▶ WORK REQUIRED:
Search the data for the string "Snapshot" and copy each line where it turns up.

▶ Data items:
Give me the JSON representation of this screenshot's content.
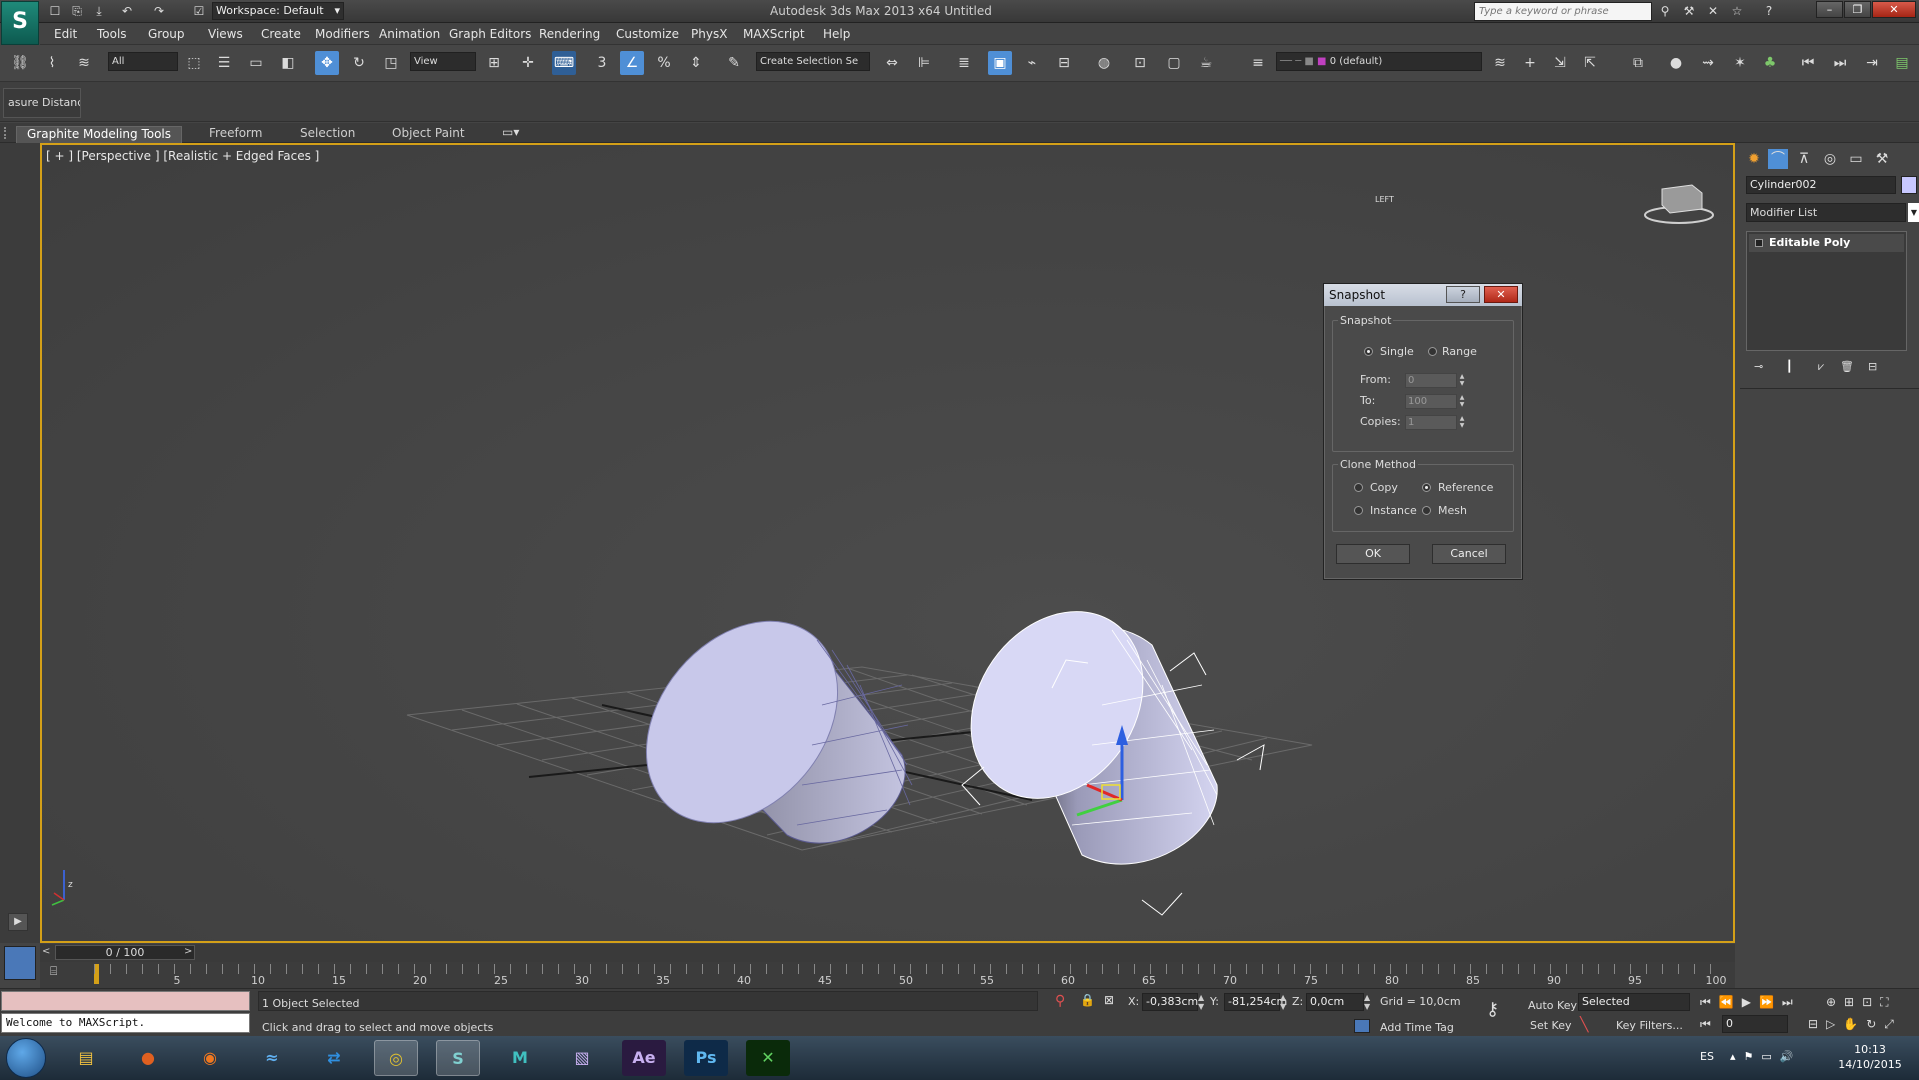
{
  "titlebar": {
    "logo": "S",
    "quick_access": [
      "☐",
      "⎘",
      "⤓",
      "↶",
      "↷",
      "☑"
    ],
    "workspace": "Workspace: Default",
    "app_title": "Autodesk 3ds Max  2013 x64      Untitled",
    "search_placeholder": "Type a keyword or phrase",
    "window_buttons": [
      "–",
      "❐",
      "✕"
    ]
  },
  "menubar": {
    "items": [
      "Edit",
      "Tools",
      "Group",
      "Views",
      "Create",
      "Modifiers",
      "Animation",
      "Graph Editors",
      "Rendering",
      "Customize",
      "PhysX",
      "MAXScript",
      "Help"
    ]
  },
  "toolbar": {
    "selection_filter": "All",
    "ref_coord": "View",
    "named_selection": "Create Selection Se",
    "layer": "0 (default)"
  },
  "toolbar2": {
    "measure_label": "asure Distance"
  },
  "ribbon": {
    "tabs": [
      "Graphite Modeling Tools",
      "Freeform",
      "Selection",
      "Object Paint"
    ]
  },
  "viewport": {
    "label": "[ + ] [Perspective ] [Realistic + Edged Faces ]"
  },
  "command_panel": {
    "object_name": "Cylinder002",
    "modifier_list": "Modifier List",
    "stack_item": "Editable Poly",
    "object_color": "#c8c8ff"
  },
  "dialog": {
    "title": "Snapshot",
    "help": "?",
    "close": "✕",
    "snapshot_group": "Snapshot",
    "single": "Single",
    "range": "Range",
    "from_label": "From:",
    "from_value": "0",
    "to_label": "To:",
    "to_value": "100",
    "copies_label": "Copies:",
    "copies_value": "1",
    "clone_group": "Clone Method",
    "copy": "Copy",
    "reference": "Reference",
    "instance": "Instance",
    "mesh": "Mesh",
    "ok": "OK",
    "cancel": "Cancel"
  },
  "timeline": {
    "frame": "0 / 100",
    "ticks": [
      "5",
      "10",
      "15",
      "20",
      "25",
      "30",
      "35",
      "40",
      "45",
      "50",
      "55",
      "60",
      "65",
      "70",
      "75",
      "80",
      "85",
      "90",
      "95",
      "100"
    ]
  },
  "status": {
    "maxscript": "Welcome to MAXScript.",
    "selected": "1 Object Selected",
    "prompt": "Click and drag to select and move objects",
    "x_label": "X:",
    "x_value": "-0,383cm",
    "y_label": "Y:",
    "y_value": "-81,254cm",
    "z_label": "Z:",
    "z_value": "0,0cm",
    "grid": "Grid = 10,0cm",
    "add_time_tag": "Add Time Tag",
    "auto_key": "Auto Key",
    "set_key": "Set Key",
    "key_mode": "Selected",
    "key_filters": "Key Filters...",
    "frame_field": "0"
  },
  "taskbar": {
    "apps": [
      "explorer",
      "firefox",
      "avast",
      "teamviewer",
      "chrome",
      "3dsmax",
      "maya",
      "premiere",
      "after-effects",
      "photoshop",
      "camtasia"
    ],
    "app_labels": [
      "▤",
      "●",
      "◉",
      "≈",
      "⇄",
      "◎",
      "S",
      "M",
      "▧",
      "Ae",
      "Ps",
      "✕"
    ],
    "lang": "ES",
    "time": "10:13",
    "date": "14/10/2015"
  }
}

▶ PROBLEM SOLUTION:
    "title": "Snapshot",
    "snapshot_group": "Snapshot",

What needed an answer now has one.